(Dataset rows describing interfaces)

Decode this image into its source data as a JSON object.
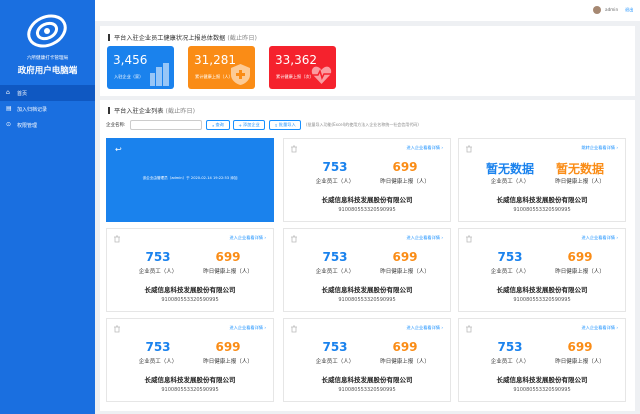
{
  "sidebar": {
    "org": "六所健康打卡管理局",
    "title": "政府用户电脑端",
    "nav": [
      {
        "label": "首页",
        "icon": "home-icon",
        "glyph": "⌂"
      },
      {
        "label": "加入归档记录",
        "icon": "document-icon",
        "glyph": "▤"
      },
      {
        "label": "权限管理",
        "icon": "lock-icon",
        "glyph": "⊙"
      }
    ]
  },
  "topbar": {
    "user": "admin",
    "logout": "退出"
  },
  "summary": {
    "title": "平台入驻企业员工健康状况上报总体数据",
    "subtitle": "(截止昨日)",
    "stats": [
      {
        "value": "3,456",
        "label": "入驻企业（家）",
        "color": "#1a82ed",
        "icon": "building-icon"
      },
      {
        "value": "31,281",
        "label": "累计健康上报（人）",
        "color": "#fa8c16",
        "icon": "medical-plus-icon"
      },
      {
        "value": "33,362",
        "label": "累计健康上报（次）",
        "color": "#f5222d",
        "icon": "heartbeat-icon"
      }
    ]
  },
  "list": {
    "title": "平台入驻企业列表",
    "subtitle": "(截止昨日)",
    "filter_label": "企业名称:",
    "search": "查询",
    "add": "添加企业",
    "import": "批量导入",
    "note": "(批量导入功能(Excel)的使用方法入企业名称统一社会信用代码)",
    "selected": {
      "log": "该企业由管理员（admin）于 2020-02-14 19:22:53 添加"
    },
    "cards": [
      {
        "detail": "进入企业看看详情 ›",
        "staff": "753",
        "staff_label": "企业员工（人）",
        "reports": "699",
        "reports_label": "昨日健康上报（人）",
        "name": "长威信息科技发展股份有限公司",
        "code": "91008055332059099​5"
      },
      {
        "detail": "跳转企业看看详情 ›",
        "staff": "暂无数据",
        "staff_label": "企业员工（人）",
        "reports": "暂无数据",
        "reports_label": "昨日健康上报（人）",
        "name": "长威信息科技发展股份有限公司",
        "code": "910080553320590995"
      },
      {
        "detail": "进入企业看看详情 ›",
        "staff": "753",
        "staff_label": "企业员工（人）",
        "reports": "699",
        "reports_label": "昨日健康上报（人）",
        "name": "长威信息科技发展股份有限公司",
        "code": "910080553320590995"
      },
      {
        "detail": "进入企业看看详情 ›",
        "staff": "753",
        "staff_label": "企业员工（人）",
        "reports": "699",
        "reports_label": "昨日健康上报（人）",
        "name": "长威信息科技发展股份有限公司",
        "code": "910080553320590995"
      },
      {
        "detail": "进入企业看看详情 ›",
        "staff": "753",
        "staff_label": "企业员工（人）",
        "reports": "699",
        "reports_label": "昨日健康上报（人）",
        "name": "长威信息科技发展股份有限公司",
        "code": "910080553320590995"
      },
      {
        "detail": "进入企业看看详情 ›",
        "staff": "753",
        "staff_label": "企业员工（人）",
        "reports": "699",
        "reports_label": "昨日健康上报（人）",
        "name": "长威信息科技发展股份有限公司",
        "code": "910080553320590995"
      },
      {
        "detail": "进入企业看看详情 ›",
        "staff": "753",
        "staff_label": "企业员工（人）",
        "reports": "699",
        "reports_label": "昨日健康上报（人）",
        "name": "长威信息科技发展股份有限公司",
        "code": "910080553320590995"
      },
      {
        "detail": "进入企业看看详情 ›",
        "staff": "753",
        "staff_label": "企业员工（人）",
        "reports": "699",
        "reports_label": "昨日健康上报（人）",
        "name": "长威信息科技发展股份有限公司",
        "code": "910080553320590995"
      }
    ]
  }
}
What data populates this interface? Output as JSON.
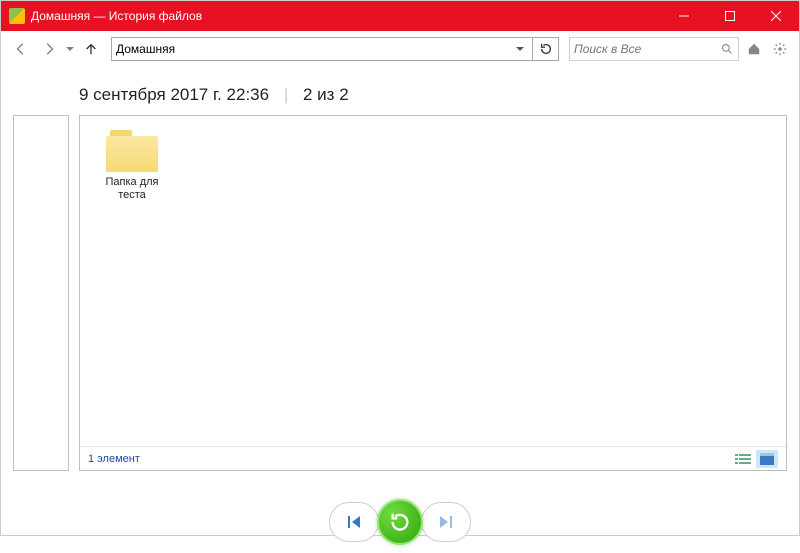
{
  "window": {
    "title": "Домашняя — История файлов"
  },
  "toolbar": {
    "address": "Домашняя",
    "search_placeholder": "Поиск в Все"
  },
  "header": {
    "timestamp": "9 сентября 2017 г. 22:36",
    "counter": "2 из 2"
  },
  "content": {
    "items": [
      {
        "name": "Папка для теста"
      }
    ],
    "status": "1 элемент"
  },
  "icons": {
    "back": "back-arrow",
    "forward": "forward-arrow",
    "up": "up-arrow",
    "refresh": "refresh",
    "home": "home",
    "settings": "gear",
    "prev_version": "prev",
    "restore": "restore",
    "next_version": "next"
  }
}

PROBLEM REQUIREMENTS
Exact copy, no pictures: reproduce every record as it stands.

ANSWER BOX
Decode this image into its source data as a JSON object.
{
  "sidebar": {
    "org": "六所健康打卡管理局",
    "title": "政府用户电脑端",
    "nav": [
      {
        "label": "首页",
        "icon": "home-icon",
        "glyph": "⌂"
      },
      {
        "label": "加入归档记录",
        "icon": "document-icon",
        "glyph": "▤"
      },
      {
        "label": "权限管理",
        "icon": "lock-icon",
        "glyph": "⊙"
      }
    ]
  },
  "topbar": {
    "user": "admin",
    "logout": "退出"
  },
  "summary": {
    "title": "平台入驻企业员工健康状况上报总体数据",
    "subtitle": "(截止昨日)",
    "stats": [
      {
        "value": "3,456",
        "label": "入驻企业（家）",
        "color": "#1a82ed",
        "icon": "building-icon"
      },
      {
        "value": "31,281",
        "label": "累计健康上报（人）",
        "color": "#fa8c16",
        "icon": "medical-plus-icon"
      },
      {
        "value": "33,362",
        "label": "累计健康上报（次）",
        "color": "#f5222d",
        "icon": "heartbeat-icon"
      }
    ]
  },
  "list": {
    "title": "平台入驻企业列表",
    "subtitle": "(截止昨日)",
    "filter_label": "企业名称:",
    "search": "查询",
    "add": "添加企业",
    "import": "批量导入",
    "note": "(批量导入功能(Excel)的使用方法入企业名称统一社会信用代码)",
    "selected": {
      "log": "该企业由管理员（admin）于 2020-02-14 19:22:53 添加"
    },
    "cards": [
      {
        "detail": "进入企业看看详情 ›",
        "staff": "753",
        "staff_label": "企业员工（人）",
        "reports": "699",
        "reports_label": "昨日健康上报（人）",
        "name": "长威信息科技发展股份有限公司",
        "code": "91008055332059099​5"
      },
      {
        "detail": "跳转企业看看详情 ›",
        "staff": "暂无数据",
        "staff_label": "企业员工（人）",
        "reports": "暂无数据",
        "reports_label": "昨日健康上报（人）",
        "name": "长威信息科技发展股份有限公司",
        "code": "910080553320590995"
      },
      {
        "detail": "进入企业看看详情 ›",
        "staff": "753",
        "staff_label": "企业员工（人）",
        "reports": "699",
        "reports_label": "昨日健康上报（人）",
        "name": "长威信息科技发展股份有限公司",
        "code": "910080553320590995"
      },
      {
        "detail": "进入企业看看详情 ›",
        "staff": "753",
        "staff_label": "企业员工（人）",
        "reports": "699",
        "reports_label": "昨日健康上报（人）",
        "name": "长威信息科技发展股份有限公司",
        "code": "910080553320590995"
      },
      {
        "detail": "进入企业看看详情 ›",
        "staff": "753",
        "staff_label": "企业员工（人）",
        "reports": "699",
        "reports_label": "昨日健康上报（人）",
        "name": "长威信息科技发展股份有限公司",
        "code": "910080553320590995"
      },
      {
        "detail": "进入企业看看详情 ›",
        "staff": "753",
        "staff_label": "企业员工（人）",
        "reports": "699",
        "reports_label": "昨日健康上报（人）",
        "name": "长威信息科技发展股份有限公司",
        "code": "910080553320590995"
      },
      {
        "detail": "进入企业看看详情 ›",
        "staff": "753",
        "staff_label": "企业员工（人）",
        "reports": "699",
        "reports_label": "昨日健康上报（人）",
        "name": "长威信息科技发展股份有限公司",
        "code": "910080553320590995"
      },
      {
        "detail": "进入企业看看详情 ›",
        "staff": "753",
        "staff_label": "企业员工（人）",
        "reports": "699",
        "reports_label": "昨日健康上报（人）",
        "name": "长威信息科技发展股份有限公司",
        "code": "910080553320590995"
      }
    ]
  }
}
What data populates this interface? Output as JSON.
{
  "window": {
    "title": "Домашняя — История файлов"
  },
  "toolbar": {
    "address": "Домашняя",
    "search_placeholder": "Поиск в Все"
  },
  "header": {
    "timestamp": "9 сентября 2017 г. 22:36",
    "counter": "2 из 2"
  },
  "content": {
    "items": [
      {
        "name": "Папка для теста"
      }
    ],
    "status": "1 элемент"
  },
  "icons": {
    "back": "back-arrow",
    "forward": "forward-arrow",
    "up": "up-arrow",
    "refresh": "refresh",
    "home": "home",
    "settings": "gear",
    "prev_version": "prev",
    "restore": "restore",
    "next_version": "next"
  }
}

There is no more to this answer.